Exercise requirements —
Among the records below, find the lines with the word "verified" and copy them.

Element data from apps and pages

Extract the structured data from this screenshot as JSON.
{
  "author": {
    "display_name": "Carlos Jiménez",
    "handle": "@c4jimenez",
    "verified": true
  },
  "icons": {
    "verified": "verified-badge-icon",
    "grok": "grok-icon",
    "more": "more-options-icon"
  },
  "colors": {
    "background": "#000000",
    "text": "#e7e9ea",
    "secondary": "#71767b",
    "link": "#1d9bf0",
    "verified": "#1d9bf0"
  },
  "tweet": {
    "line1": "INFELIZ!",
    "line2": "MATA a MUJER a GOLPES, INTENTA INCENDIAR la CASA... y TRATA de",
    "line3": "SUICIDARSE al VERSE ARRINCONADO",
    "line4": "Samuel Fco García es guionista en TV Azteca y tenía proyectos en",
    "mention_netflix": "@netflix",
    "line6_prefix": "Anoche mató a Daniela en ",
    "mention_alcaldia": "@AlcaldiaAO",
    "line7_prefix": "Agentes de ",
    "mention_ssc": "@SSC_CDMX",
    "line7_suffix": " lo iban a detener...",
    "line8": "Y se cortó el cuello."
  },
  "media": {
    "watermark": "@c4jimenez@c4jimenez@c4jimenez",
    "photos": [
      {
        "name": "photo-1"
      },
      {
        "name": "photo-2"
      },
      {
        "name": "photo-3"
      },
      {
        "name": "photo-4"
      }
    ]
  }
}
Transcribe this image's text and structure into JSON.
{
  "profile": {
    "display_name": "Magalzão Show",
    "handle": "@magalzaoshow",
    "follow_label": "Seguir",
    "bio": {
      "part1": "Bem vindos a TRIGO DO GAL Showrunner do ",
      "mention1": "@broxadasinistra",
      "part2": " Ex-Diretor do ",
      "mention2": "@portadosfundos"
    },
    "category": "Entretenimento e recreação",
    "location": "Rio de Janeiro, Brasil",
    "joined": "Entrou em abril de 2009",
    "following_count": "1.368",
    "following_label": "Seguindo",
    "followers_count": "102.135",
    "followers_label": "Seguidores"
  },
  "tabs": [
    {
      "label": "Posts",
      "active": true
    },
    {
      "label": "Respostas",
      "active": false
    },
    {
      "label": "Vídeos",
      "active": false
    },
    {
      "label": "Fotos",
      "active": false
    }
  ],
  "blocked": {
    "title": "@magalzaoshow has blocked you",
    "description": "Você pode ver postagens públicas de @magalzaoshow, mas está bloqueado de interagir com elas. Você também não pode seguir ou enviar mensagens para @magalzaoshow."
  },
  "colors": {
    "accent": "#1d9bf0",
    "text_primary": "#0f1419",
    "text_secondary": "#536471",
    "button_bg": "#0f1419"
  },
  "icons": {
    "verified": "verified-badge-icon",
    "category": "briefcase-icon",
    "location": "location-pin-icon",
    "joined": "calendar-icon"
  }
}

Written response —
    "verified": true
    "verified": "verified-badge-icon",
    "verified": "#1d9bf0"
    "verified": "verified-badge-icon",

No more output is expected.